Italian Study Finds Cost of Migraine Treatment Higher for Women, Elderly

January 2, 2020

In a recently published study in The Journal of Headache and Pain, Italian researchers compiled data on 548 patients suffering from chronic and episodic migraines enrolled in a tertiary level headache center to determine overall costs incurred.

In a recently published study in The Journal of Headache and Pain, Italian researchers compiled data on 548 patients suffering from chronic and episodic migraines enrolled in a tertiary level headache center to determine overall costs incurred.

Authors concluded that costs were significantly higher for women with migraine than men ($1693.86 [€1517] vs $1422.53 [€1274]; P = .013), and that costs resulting from migraine treatment increased as the patient got older (P = .0002).

“The main item of expenditure were medications that represented 86.8%” of the total costs, researchers said.
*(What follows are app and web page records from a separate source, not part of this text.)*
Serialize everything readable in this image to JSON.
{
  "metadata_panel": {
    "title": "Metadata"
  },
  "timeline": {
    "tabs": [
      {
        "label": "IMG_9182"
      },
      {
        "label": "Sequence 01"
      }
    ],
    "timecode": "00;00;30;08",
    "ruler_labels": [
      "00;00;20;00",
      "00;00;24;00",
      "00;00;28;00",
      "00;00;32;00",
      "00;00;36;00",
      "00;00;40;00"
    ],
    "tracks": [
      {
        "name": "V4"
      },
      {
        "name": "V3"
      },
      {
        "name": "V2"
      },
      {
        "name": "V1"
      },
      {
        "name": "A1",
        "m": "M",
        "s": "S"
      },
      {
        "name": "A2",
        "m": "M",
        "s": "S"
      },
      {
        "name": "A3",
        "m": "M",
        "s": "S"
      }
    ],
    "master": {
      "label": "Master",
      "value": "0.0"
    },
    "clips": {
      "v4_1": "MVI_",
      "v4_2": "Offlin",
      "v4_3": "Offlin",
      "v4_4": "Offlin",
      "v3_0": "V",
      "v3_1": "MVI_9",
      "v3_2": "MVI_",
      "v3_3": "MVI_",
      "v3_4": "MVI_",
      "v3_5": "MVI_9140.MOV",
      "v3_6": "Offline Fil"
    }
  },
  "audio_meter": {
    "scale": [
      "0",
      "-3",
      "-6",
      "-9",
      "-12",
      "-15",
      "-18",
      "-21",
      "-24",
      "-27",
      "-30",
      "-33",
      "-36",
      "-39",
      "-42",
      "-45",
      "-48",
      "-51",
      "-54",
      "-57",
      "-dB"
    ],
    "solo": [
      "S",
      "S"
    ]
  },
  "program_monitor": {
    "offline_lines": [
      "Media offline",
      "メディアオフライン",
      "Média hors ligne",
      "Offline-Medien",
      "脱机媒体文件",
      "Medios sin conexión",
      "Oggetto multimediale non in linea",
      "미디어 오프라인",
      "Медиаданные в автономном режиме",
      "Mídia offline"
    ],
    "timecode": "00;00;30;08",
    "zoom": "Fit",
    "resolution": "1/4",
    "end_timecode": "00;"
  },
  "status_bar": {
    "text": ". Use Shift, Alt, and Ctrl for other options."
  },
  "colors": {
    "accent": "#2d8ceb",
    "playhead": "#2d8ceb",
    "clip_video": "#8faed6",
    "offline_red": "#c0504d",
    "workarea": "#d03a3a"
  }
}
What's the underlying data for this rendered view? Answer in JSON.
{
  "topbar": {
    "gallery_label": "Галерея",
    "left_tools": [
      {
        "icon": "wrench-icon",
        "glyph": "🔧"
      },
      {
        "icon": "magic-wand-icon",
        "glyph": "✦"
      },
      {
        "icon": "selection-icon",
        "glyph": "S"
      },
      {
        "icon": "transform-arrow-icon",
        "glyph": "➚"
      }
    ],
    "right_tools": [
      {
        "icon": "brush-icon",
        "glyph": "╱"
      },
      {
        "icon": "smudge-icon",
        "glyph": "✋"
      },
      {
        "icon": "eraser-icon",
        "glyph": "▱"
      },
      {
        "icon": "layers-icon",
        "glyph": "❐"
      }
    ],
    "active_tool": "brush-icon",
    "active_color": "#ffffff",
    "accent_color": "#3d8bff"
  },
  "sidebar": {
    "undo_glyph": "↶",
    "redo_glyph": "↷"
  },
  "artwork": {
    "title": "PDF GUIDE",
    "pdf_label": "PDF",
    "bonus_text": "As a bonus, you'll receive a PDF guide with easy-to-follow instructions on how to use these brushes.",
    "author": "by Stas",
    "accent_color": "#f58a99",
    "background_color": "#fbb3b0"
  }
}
Medications were followed by “specialist visits (10.2%), hospitalizations for (1.9%), diagnostic tests for (1%) and emergency department visits for (0.1%).” The mean annual cost of medications was $1435.93 (€1286), and preventive treatments accounted for the majority of this cost at $1222.66 (€1095).

In addition, the annual direct cost incurred by patients with chronic migraine (CM) was 4.8-fold higher than those with episodic migraine (EM) ($2278.56 [€2037] vs $477.64 [€427]; P = .0001).

Italy’s National Health Service (NHS) covered the majority of costs of patients with migraines. Of the average annual expenditure per patient ($1656.58 [€1482]), the NHS covered 82.8% of the total cost, or $1371.55 (€1227). Patients had an annual personal expenditure of $284.73 (€255).

Migraine affects around 1.4 billion people worldwide and, according to the Global Burden of Diseases, it is the second cause of years of life lived with disability in the world. Direct cost of the disease is difficult to pin down due to the numerous comorbidities often associated with CM and the fact that many patients with migraine never approach their physician about the disease.

However, researchers aimed to work around the barriers by conducting this retrospective and noninterventional observational analysis.

Data from patients’ electronic medical records were collected and only patients with EM and CM who underwent continuous treatment in the 2 years prior to January 2019 while at the Regional Referral Headache Center of Rome were included in the study. This methodology was used to “prevent distortions due to natural fluctuations in migraine status over time.” Researchers also stated that by following this method, “it was possible to detect any changes in dosage and class of drugs and, therefore, provide better estimates of the cost of pharmacological treatments.”

Researchers used the parameters outlined in the third edition of the International Classification of Headache Disorders, which “set the threshold for differentiating EM from CM at 15 days per month in the last 3 months.” The cross-sectional cost-of-illness evaluation also included demographic characteristics, the number of specialist visits and diagnostic tests, along with “accesses in the emergency department and days of hospitalization resulting from pathology and consumption of medications.”

Reference

Negro A, Sciattella P, Rossi D, Guglielmetti M, Martelletti P, Mennini FS. Cost of chronic and episodic migraine patients in continuous treatment for two years in a tertiary level headache center. J Headache Pain. 2019;20(1):120. doi: 10.1186/s10194-019-1068-y.